- Prazmowska, Anita J. (1995). Britain and Poland 1939–1943: The Betrayed Ally. Cambridge: Cambridge University Press. ISBN 0-521-48385-9.
- Rieber, Alfred Joseph (2000). Forced Migration in Central and Eastern Europe: 1939–1950. London, New York: Routledge. ISBN 0-7146-5132-X.
- Roberts, Geoffrey (1992). "The Soviet Decision for a Pact with Nazi Germany". Soviet Studies 44 (1): 57–78. doi:10.1080/09668139208411994.
- Roshwald, Aviel (2001). Ethnic Nationalism and the Fall of Empires: Central Europe, the Middle East and Russia, 1914–1923. Routledge. ISBN 0-415-17893-2.
- Rummel, Rudolph Joseph (1990). Lethal Politics: Soviet Genocide and Mass Murder Since 1917. New Jersey: Transaction. ISBN 1-56000-887-3.
- Ryziński, Kazimierz; Dalecki, Ryszard (1990). Obrona Lwowa w roku 1939 (in Polish). Warszawa: Instytut Lwowski. ISBN 978-83-03-03356-7.
- Sanford, George (2005). Katyn and the Soviet Massacre Of 1940: Truth, Justice And Memory. London, New York: Routledge. ISBN 0-415-33873-5.

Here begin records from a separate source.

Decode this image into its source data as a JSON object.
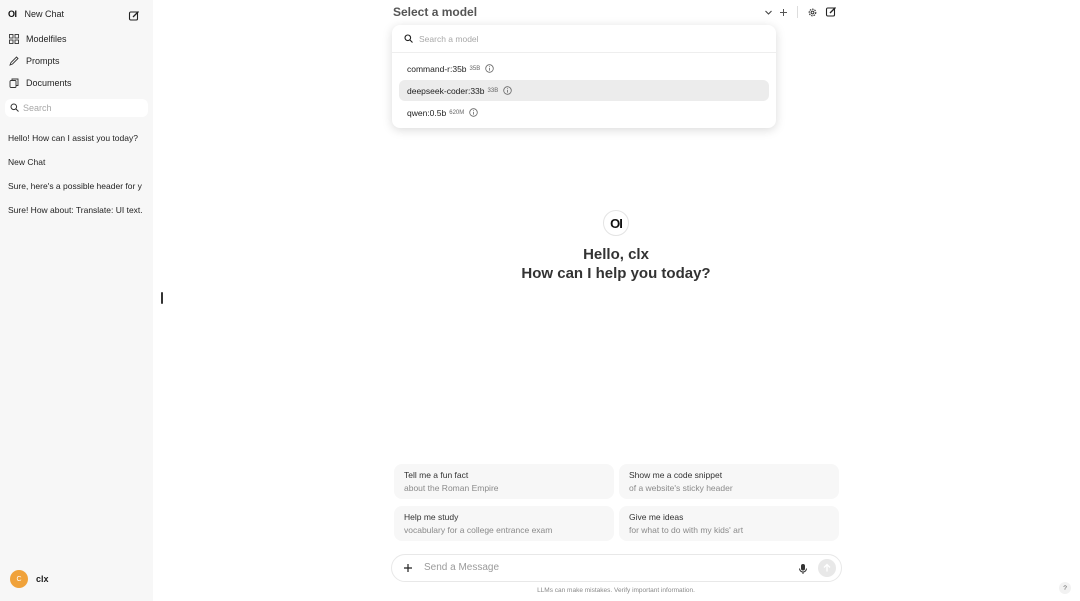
{
  "sidebar": {
    "logo": "OI",
    "new_chat_label": "New Chat",
    "nav": [
      {
        "label": "Modelfiles",
        "icon": "grid-icon"
      },
      {
        "label": "Prompts",
        "icon": "pencil-icon"
      },
      {
        "label": "Documents",
        "icon": "documents-icon"
      }
    ],
    "search_placeholder": "Search",
    "chats": [
      "Hello! How can I assist you today?",
      "New Chat",
      "Sure, here's a possible header for y",
      "Sure! How about: Translate: UI text."
    ],
    "user": {
      "initial": "C",
      "name": "clx",
      "avatar_color": "#f0a23a"
    }
  },
  "header": {
    "model_selector_label": "Select a model"
  },
  "model_dropdown": {
    "search_placeholder": "Search a model",
    "models": [
      {
        "name": "command-r:35b",
        "size": "35B",
        "selected": false
      },
      {
        "name": "deepseek-coder:33b",
        "size": "33B",
        "selected": true
      },
      {
        "name": "qwen:0.5b",
        "size": "620M",
        "selected": false
      }
    ]
  },
  "main": {
    "logo": "OI",
    "greeting_line1": "Hello, clx",
    "greeting_line2": "How can I help you today?",
    "suggestions": [
      {
        "title": "Tell me a fun fact",
        "subtitle": "about the Roman Empire"
      },
      {
        "title": "Show me a code snippet",
        "subtitle": "of a website's sticky header"
      },
      {
        "title": "Help me study",
        "subtitle": "vocabulary for a college entrance exam"
      },
      {
        "title": "Give me ideas",
        "subtitle": "for what to do with my kids' art"
      }
    ],
    "message_placeholder": "Send a Message",
    "disclaimer": "LLMs can make mistakes. Verify important information.",
    "help_label": "?"
  }
}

- Shaw, Louise Grace (2003). The British Political Elite and the Soviet Union, 1937–1939. London, New York: Routledge. ISBN 0-7146-5398-5.

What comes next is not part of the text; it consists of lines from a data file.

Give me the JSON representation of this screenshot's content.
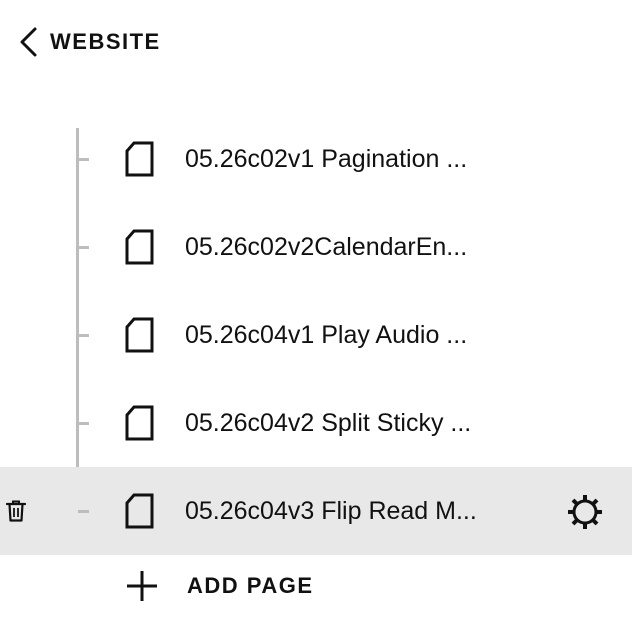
{
  "header": {
    "back_label": "WEBSITE"
  },
  "pages": [
    {
      "title": "05.26c02v1 Pagination ...",
      "icon": "page-icon"
    },
    {
      "title": "05.26c02v2CalendarEn...",
      "icon": "page-icon"
    },
    {
      "title": "05.26c04v1 Play Audio ...",
      "icon": "page-icon"
    },
    {
      "title": "05.26c04v2 Split Sticky ...",
      "icon": "page-icon"
    },
    {
      "title": "05.26c04v3 Flip Read M...",
      "icon": "page-icon",
      "selected": true
    }
  ],
  "row_actions": {
    "delete_icon": "trash-icon",
    "settings_icon": "gear-icon"
  },
  "footer": {
    "add_label": "ADD PAGE",
    "add_icon": "plus-icon"
  },
  "colors": {
    "text": "#111111",
    "tree_line": "#bdbdbd",
    "selected_row": "#e8e8e8",
    "background": "#ffffff"
  }
}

- Shirer, William L. (1990). The Rise and Fall of the Third Reich: A History of Nazi Germany. Simon and Schuster. ISBN 0-671-72868-7.

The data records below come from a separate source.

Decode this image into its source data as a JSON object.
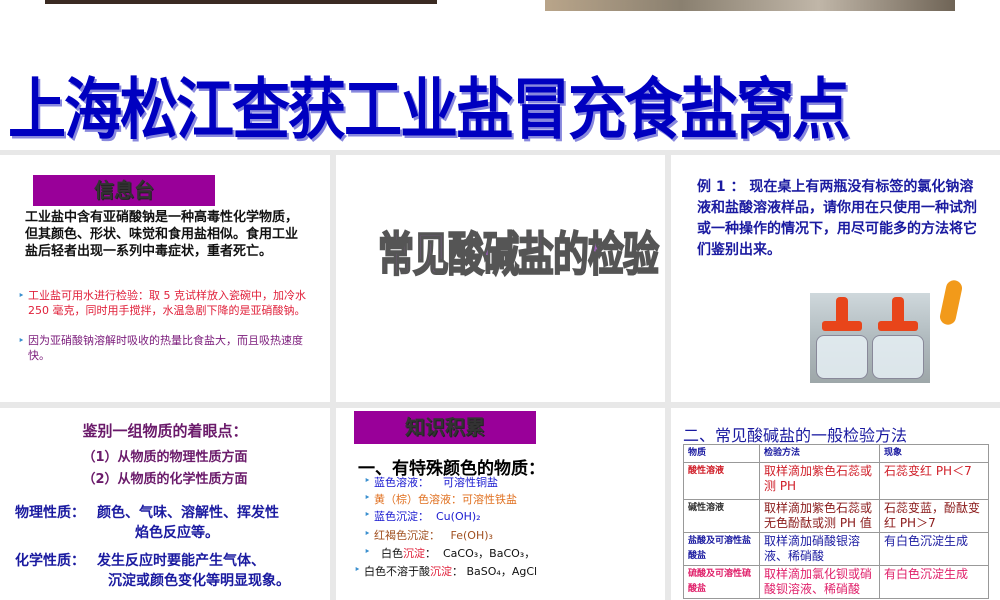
{
  "title": "上海松江查获工业盐冒充食盐窝点",
  "info": {
    "tag": "信息台",
    "text": "工业盐中含有亚硝酸钠是一种高毒性化学物质，但其颜色、形状、味觉和食用盐相似。食用工业盐后轻者出现一系列中毒症状，重者死亡。",
    "bullet1": "工业盐可用水进行检验：取 5 克试样放入瓷碗中，加冷水 250 毫克，同时用手搅拌，水温急剧下降的是亚硝酸钠。",
    "bullet2": "因为亚硝酸钠溶解时吸收的热量比食盐大，而且吸热速度快。"
  },
  "center": {
    "title": "常见酸碱盐的检验"
  },
  "example": {
    "text": "例 1 ： 现在桌上有两瓶没有标签的氯化钠溶液和盐酸溶液样品，请你用在只使用一种试剂或一种操作的情况下，用尽可能多的方法将它们鉴别出来。"
  },
  "points": {
    "heading": "鉴别一组物质的着眼点：",
    "p1": "（1）从物质的物理性质方面",
    "p2": "（2）从物质的化学性质方面",
    "phys_label": "物理性质：",
    "phys1": "颜色、气味、溶解性、挥发性",
    "phys2": "焰色反应等。",
    "chem_label": "化学性质：",
    "chem1": "发生反应时要能产生气体、",
    "chem2": "沉淀或颜色变化等明显现象。"
  },
  "knowledge": {
    "tag": "知识积累",
    "sub": "一、有特殊颜色的物质：",
    "items": [
      {
        "label": "蓝色溶液：",
        "value": "可溶性铜盐"
      },
      {
        "label": "黄（棕）色溶液：",
        "value": "可溶性铁盐"
      },
      {
        "label": "蓝色沉淀：",
        "value": "Cu(OH)₂"
      },
      {
        "label": "红褐色沉淀：",
        "value": "Fe(OH)₃"
      },
      {
        "label": "白色",
        "label_red": "沉淀",
        "label_end": "：",
        "value": "CaCO₃，BaCO₃，"
      },
      {
        "label": "白色不溶于酸",
        "label_red": "沉淀",
        "label_end": "：",
        "value": "BaSO₄，AgCl"
      }
    ]
  },
  "methods": {
    "heading": "二、常见酸碱盐的一般检验方法",
    "headers": [
      "物质",
      "检验方法",
      "现象"
    ],
    "rows": [
      {
        "substance": "酸性溶液",
        "method": "取样滴加紫色石蕊或测 PH",
        "result": "石蕊变红 PH＜7",
        "color": "#d0202a"
      },
      {
        "substance": "碱性溶液",
        "method": "取样滴加紫色石蕊或无色酚酞或测 PH 值",
        "result": "石蕊变蓝，酚酞变红 PH＞7",
        "color": "#8a1a1a"
      },
      {
        "substance": "盐酸及可溶性盐酸盐",
        "method": "取样滴加硝酸银溶液、稀硝酸",
        "result": "有白色沉淀生成",
        "color": "#1a1aa0"
      },
      {
        "substance": "硫酸及可溶性硫酸盐",
        "method": "取样滴加氯化钡或硝酸钡溶液、稀硝酸",
        "result": "有白色沉淀生成",
        "color": "#e0206a"
      }
    ]
  }
}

- Snyder, Timothy (2005). "Covert Polish Missions Across the Soviet Ukrainian Border, 1928–1933". In Salvatici, Silvia. Confini: Costruzioni, Attraversamenti, Rappresentazionicura. Soveria Mannelli (Catanzaro): Rubbettino. ISBN 88-498-1276-0.
- Stachura, Peter D. (2004). Poland, 1918–1945: An Interpretive and Documentary History of the Second Republic. London, New York: Routledge. ISBN 0-415-34357-7.
- Stanley. Missing.
- Taylor, A. J. P. (1975). The Second World War: An Illustrated History. London: Putnam. ISBN 0-399-11412-2.
- Topolewski, Stanisław; Polak, Andrzej (2005). 60. rocznica zakończenia II wojny światowej [60th anniversary of the end of World War II] (PDF). Edukacja Humanistyczna w Wojsku (Humanist Education in the Army) (in Polish) 1. Dom wydawniczy Wojska Polskiego (Publishing House of the Polish Army). ISSN 1734-6584. Archived from the original (PDF) on 29 September 2007. Retrieved 28 November 2006.
- Trela-Mazur, Elżbieta (1997). Bonusiak, Włodzimierz, ed. Sowietyzacja oświaty w Małopolsce Wschodniej pod radziecką okupacją 1939–1941 (Sovietization of Education in Eastern Lesser Poland During the Soviet Occupation 1939–1941) (in Polish). Kielce: Wyższa Szkoła Pedagogiczna im. Jana Kochanowskiego. ISBN 978-83-7133-100-8.
- Tucker, Robert C. (1992). Stalin in Power: The Revolution from Above, 1929–1941. New York: Norton. ISBN 0-393-30869-3.
- Watson, Derek (2000). "Molotov's Apprenticeship in Foreign Policy: The Triple Alliance Negotiations in 1939". Europe-Asia Studies 52 (4): 695–722. doi:10.1080/713663077.
- Weinberg, Gerhard (1994). A World at Arms: A Global History of World War II. Cambridge: Cambridge University Press. ISBN 0-521-44317-2.
- Wilson, Andrew (1997). Ukrainian Nationalism in the 1990s: A Minority Faith. Cambridge, New York: Cambridge University Press. ISBN 0-521-57457-9.
- Wettig, Gerhard (2008). Stalin and the Cold War in Europe: the emergence and development of East–West conflict, 1939–1953. Lanham: Rowman & Littlefield. ISBN 0-7425-5542-9.
- Zaloga, Steven J. (2002). Poland 1939: The Birth of Blitzkrieg. Oxford: Osprey Publishing. ISBN 1-84176-408-6.
|Wikimedia Commons has media related to Soviet invasion of Poland of 1939.|
- The Soviet invasion of Poland during World War II.
- (Polish) Documents related to the Soviet invasion of Poland (II wojna światowa: Źródła do historii Polski).
- (Polish) IPN investigation concerning Grodno crimes